mucosa of esophagus

(redirected from esophageal mucosa)

mucosa of esophagus

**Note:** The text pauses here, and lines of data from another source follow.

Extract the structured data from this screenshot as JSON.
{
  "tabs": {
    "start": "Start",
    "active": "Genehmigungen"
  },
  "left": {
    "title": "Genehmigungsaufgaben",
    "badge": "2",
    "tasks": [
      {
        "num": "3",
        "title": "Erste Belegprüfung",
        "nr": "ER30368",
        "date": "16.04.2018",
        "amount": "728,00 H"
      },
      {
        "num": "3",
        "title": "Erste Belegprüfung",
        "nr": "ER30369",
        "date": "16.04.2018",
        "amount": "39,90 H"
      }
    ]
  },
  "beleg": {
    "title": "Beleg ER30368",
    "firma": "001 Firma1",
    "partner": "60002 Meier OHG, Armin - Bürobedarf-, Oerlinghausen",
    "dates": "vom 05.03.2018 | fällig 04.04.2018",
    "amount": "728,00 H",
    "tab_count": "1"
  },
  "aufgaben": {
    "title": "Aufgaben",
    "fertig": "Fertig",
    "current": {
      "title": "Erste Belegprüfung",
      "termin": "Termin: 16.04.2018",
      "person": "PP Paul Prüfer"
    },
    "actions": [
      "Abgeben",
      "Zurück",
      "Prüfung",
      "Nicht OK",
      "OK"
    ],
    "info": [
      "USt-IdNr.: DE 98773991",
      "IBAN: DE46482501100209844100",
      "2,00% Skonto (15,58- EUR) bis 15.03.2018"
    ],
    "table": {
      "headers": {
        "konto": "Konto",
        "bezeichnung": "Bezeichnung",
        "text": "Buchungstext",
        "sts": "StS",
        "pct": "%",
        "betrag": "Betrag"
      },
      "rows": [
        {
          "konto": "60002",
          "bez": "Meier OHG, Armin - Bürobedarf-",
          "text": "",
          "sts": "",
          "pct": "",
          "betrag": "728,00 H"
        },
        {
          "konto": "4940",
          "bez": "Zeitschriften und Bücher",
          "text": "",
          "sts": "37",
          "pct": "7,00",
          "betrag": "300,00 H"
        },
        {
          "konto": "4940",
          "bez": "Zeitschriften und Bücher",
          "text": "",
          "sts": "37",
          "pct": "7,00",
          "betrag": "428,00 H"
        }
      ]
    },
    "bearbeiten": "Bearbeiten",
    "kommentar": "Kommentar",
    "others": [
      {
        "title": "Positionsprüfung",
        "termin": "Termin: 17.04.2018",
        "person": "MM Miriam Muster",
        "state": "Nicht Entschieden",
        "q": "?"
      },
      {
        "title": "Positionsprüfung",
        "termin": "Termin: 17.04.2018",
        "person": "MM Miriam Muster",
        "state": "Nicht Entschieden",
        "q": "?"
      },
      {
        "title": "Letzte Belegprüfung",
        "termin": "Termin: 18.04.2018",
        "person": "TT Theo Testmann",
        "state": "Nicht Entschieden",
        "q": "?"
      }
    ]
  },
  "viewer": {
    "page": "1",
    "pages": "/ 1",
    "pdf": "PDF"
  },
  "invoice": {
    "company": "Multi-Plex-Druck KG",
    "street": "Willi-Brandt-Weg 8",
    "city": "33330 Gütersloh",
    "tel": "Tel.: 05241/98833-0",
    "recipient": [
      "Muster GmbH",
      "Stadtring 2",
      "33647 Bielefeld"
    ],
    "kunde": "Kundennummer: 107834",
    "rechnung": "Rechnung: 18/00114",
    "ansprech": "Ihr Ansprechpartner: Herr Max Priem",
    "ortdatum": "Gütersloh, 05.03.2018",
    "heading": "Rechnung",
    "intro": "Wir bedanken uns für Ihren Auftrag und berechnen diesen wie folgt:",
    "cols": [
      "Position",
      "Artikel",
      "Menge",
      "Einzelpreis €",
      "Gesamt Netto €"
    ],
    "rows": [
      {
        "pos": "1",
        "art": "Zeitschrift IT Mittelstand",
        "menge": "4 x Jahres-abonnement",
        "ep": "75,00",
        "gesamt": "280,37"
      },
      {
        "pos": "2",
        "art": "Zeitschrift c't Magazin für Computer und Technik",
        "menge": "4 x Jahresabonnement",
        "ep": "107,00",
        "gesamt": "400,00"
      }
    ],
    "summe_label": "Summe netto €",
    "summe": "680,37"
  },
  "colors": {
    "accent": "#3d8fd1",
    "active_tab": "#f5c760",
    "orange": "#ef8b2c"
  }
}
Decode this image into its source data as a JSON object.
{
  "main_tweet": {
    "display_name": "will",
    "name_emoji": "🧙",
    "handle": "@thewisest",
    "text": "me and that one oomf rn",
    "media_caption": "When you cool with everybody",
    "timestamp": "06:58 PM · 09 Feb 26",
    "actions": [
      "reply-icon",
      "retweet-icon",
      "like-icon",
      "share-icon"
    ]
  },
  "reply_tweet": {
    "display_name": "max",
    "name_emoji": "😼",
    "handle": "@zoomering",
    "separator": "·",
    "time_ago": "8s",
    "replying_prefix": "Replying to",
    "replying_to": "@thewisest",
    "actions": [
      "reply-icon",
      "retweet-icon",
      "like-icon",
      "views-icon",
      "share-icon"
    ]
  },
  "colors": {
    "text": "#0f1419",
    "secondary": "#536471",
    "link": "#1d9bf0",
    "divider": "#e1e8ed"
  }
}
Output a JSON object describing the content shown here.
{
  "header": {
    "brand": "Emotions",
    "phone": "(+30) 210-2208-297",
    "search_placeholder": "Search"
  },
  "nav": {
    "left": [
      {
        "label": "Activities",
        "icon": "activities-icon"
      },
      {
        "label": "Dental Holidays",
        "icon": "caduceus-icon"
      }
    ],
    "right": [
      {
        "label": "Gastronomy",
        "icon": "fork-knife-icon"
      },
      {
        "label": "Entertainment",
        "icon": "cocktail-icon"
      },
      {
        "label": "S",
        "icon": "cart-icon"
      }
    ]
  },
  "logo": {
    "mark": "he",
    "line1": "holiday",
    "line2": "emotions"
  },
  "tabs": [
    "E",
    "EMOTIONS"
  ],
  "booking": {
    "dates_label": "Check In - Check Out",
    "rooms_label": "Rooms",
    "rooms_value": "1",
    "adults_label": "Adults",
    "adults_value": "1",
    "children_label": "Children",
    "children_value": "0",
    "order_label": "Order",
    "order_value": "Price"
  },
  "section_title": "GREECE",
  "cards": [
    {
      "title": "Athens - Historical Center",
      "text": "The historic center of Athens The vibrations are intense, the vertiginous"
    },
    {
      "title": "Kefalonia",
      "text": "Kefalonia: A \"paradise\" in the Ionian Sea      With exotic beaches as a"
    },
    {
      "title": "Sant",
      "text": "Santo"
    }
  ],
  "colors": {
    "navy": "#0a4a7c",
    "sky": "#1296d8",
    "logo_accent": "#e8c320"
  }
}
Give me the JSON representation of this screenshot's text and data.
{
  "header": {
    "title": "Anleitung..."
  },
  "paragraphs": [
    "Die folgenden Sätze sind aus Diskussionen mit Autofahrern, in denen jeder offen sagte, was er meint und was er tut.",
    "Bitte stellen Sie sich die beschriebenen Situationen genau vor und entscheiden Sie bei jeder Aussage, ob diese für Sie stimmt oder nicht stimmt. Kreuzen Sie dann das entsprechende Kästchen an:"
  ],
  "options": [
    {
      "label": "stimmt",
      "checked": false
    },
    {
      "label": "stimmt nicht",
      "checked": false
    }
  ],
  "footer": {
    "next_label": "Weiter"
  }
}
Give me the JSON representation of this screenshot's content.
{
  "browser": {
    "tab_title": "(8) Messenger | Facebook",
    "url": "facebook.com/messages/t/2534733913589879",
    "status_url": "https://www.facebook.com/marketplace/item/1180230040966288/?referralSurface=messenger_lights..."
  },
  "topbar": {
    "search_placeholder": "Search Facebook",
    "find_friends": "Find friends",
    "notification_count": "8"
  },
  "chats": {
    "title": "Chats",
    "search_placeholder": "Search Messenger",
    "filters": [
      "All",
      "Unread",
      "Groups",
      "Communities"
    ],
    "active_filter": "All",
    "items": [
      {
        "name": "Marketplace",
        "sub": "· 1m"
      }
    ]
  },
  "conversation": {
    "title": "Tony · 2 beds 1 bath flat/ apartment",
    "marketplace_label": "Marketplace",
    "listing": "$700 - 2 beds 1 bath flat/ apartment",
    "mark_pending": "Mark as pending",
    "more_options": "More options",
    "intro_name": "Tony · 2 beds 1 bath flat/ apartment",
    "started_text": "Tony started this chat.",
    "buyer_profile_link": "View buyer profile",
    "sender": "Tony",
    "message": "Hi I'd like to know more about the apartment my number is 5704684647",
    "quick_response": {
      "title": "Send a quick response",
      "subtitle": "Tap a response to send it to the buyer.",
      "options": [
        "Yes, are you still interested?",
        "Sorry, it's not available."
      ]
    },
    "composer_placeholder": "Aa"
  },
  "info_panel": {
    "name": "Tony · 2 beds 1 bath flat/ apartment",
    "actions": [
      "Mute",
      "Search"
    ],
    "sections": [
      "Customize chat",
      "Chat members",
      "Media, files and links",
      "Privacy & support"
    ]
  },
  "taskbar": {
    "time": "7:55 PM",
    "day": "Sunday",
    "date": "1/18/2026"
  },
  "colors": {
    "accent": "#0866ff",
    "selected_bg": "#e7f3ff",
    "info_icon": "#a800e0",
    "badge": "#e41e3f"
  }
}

[TA]
the inner coat of the esophagus.
References in periodicals archive ?
A biopsy of the esophageal mucosa was obtained; it was negative for cytomegalovirus (CMV) virocytes, but positive for candida species.
These proteins might help regulate antigenic penetration of the esophageal mucosa and could permit migration of white blood cells, the investigators said.
Numerous thin, white, up to 1-cm-long nematodes, identified as S incognita, were observed embedded in the pharyngeal and esophageal mucosa under the diphtheritic membranes.
The article titled "The Significance of 'Indefinite for Dysplasia' Grading in Barrett Metaplasia" by Mamoun Younes et al (1) reports that esophageal mucosa diagnosed as indefinite for dysplasia (IND), when present in samples from at least 2 levels of the esophagus (INDM), is as likely as low-grade dysplasia (LGD) to progress to high-grade dysplasia or carcinoma.
An inlet patch can be diagnosed clinically based on the endoscopic appearance of a salmon-red patch demarcated from the surrounding pearl-gray esophageal mucosa (figure) and histologically by the presence of gastric-type mucosa.
This minimally-invasive technique is a major advancement because it offers patients an alternative to traditional surgery which removes the esophagus entirely, or to endoscopic procedures that examine and remove abnormal segments of the esophageal mucosa but may miss an underlying malignancy.
This initiates peristalsis and exposure of the esophageal mucosa to saliva rich in bicarbonate.
11) Increased exposure of the esophageal mucosa to acid and pepsin, which initially damages intercellular junctions, leads to increased mucosal permeability.
It is clear from our study that the oral and esophageal mucosa and the tonsils are likely to be the most important sites of viral entry," reports Sodora.
However, if it becomes a regular occurrence, it will sometimes result in damage to the esophageal mucosa.
They report an incident in which a 36-year-old man required major surgery to remove a serrated beer bottle cap accidentally lodged in his esophageal mucosa.
This new treatment paradigm could become a more effective replacement for the existing standard of care that requires random biopsies of esophageal mucosa in areas that appear normal when Barrett's esophagus is suspected.